The soundtrack to John Landis’s much-loved horror comedy inventively subverts the clichés of the genre.
John Landis’s 1981 classic horror film An American Werewolf in London was something of a pet project: the script was written by the director many years before but the studio thought it either too funny or too scary to green light. Following the success of National Lampoon’s Animal House (1978) and The Blues Brothers (1980), Landis found himself with a carte blanche for his next project. Despite its odd comedy/horror mix An American Werewolf in London became yet another box-office smash. In 1981 it was a film everyone was talking about – particularly horror makeup man Rick Baker’s first-rate gore and the great man-to-wolf transformation scene. Landis and Baker would team up again in 1983 to zombify Michael Jackson in Thriller.
After all these years the inventiveness of the film remains striking. It is clearly in the horror genre and yet sidesteps cliché at every turn, and nowhere more memorably than with the soundtrack. There’s no scary music; instead we get mood music so subtle it is hardly noticeable and handful of pop songs with the word ‘moon’ in the title. All great songs and used with irony and humour.
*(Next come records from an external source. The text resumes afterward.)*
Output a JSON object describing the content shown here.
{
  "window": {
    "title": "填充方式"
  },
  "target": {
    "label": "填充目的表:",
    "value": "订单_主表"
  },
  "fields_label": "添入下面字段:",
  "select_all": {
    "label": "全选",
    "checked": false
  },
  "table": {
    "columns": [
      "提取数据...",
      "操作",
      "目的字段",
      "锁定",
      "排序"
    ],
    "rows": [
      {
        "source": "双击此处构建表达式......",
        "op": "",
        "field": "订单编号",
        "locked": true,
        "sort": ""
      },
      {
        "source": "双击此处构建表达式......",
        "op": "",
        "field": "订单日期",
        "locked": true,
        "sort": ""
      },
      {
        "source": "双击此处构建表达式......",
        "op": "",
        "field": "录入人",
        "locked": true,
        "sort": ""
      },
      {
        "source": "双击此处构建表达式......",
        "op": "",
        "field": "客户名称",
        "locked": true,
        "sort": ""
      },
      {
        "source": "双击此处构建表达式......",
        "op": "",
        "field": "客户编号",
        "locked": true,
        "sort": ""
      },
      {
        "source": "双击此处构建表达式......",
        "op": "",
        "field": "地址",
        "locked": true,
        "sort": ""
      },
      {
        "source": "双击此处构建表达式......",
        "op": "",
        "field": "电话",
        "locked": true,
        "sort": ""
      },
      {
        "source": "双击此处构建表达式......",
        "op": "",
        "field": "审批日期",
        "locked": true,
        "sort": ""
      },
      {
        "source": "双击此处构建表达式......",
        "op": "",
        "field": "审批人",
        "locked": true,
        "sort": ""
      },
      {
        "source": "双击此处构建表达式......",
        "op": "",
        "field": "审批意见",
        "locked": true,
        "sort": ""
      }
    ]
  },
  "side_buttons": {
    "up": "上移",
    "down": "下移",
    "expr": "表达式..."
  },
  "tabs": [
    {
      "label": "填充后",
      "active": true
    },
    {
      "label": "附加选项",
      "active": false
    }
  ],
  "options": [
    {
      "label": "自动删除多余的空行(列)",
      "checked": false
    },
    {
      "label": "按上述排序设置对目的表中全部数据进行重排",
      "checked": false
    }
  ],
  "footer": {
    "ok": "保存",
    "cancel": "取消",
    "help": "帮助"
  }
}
The film opens with a shot of the moors, but not the foggy storm-battered moors of horror classics. These hills are pleasant and green and lit by a slowly setting sun. These shots are accompanied by the first of the film’s three moon songs, Bobby Vinton’s classy 1963 version of ‘Blue Moon’. It was recorded for his ‘blue’ concept album along with his hit records ‘Blue on Blue’ and of course ‘Blue Velvet’. This smooth, sweet, almost sugary confection stands as a paradigm of American pop music between rock’n’roll and the British invasion. With its lush production complete with subtle tasteful instrumentation and backing vocals whispering ‘oohs’ and ‘aahs’, this is perhaps the piece of music with the least tension ever to open a horror film.
There is a gap of an hour featuring a visit to a pub, a wolf attack and a few dream sequences before the next song accompanies the young lovers: the werewolf attack survivor and his nurse take a shower to Van Morrison’s 1970 ‘Moondance’. Although less obviously ironic than the other songs its light jazzy swing is certainly at odds with the typical wailing saxophone that usually enhanced such scenes in 1981. The third moon song follows shortly after. Creedence Clearwater Revival’s apocalyptic stomp ‘Bad Moon Rising’ (1969) accompanies our lycanthrope as he spends a weekday afternoon battling boredom (he even tries British daytime television), a strange restlessness and lack of appetite. It is a truly great song and a great stripped-down production with one of the best drum sounds ever recorded, and it is completely at odds with the scene. Boredom never seemed so much fun.
Two more versions of ‘Blue Moon’ follow. Sam Cooke’s unique soulful phrasing plays over the painful transformation scene. And after the heartbreaking ending, the end titles are accompanied by the famous ‘bom-di-di-bom’ of The Marcels’ upbeat doo-wop version. It is now the most famous version of the song written in the mid-30s by show-tune specialists Rodgers and Hart. The joyful ending seems so perfect for a film imbued with the love of making movies. Landis’s career went from strength to strength and many more box-office successes followed. Those subsequent films were tight and entertaining but his love of cinema was never again so obvious.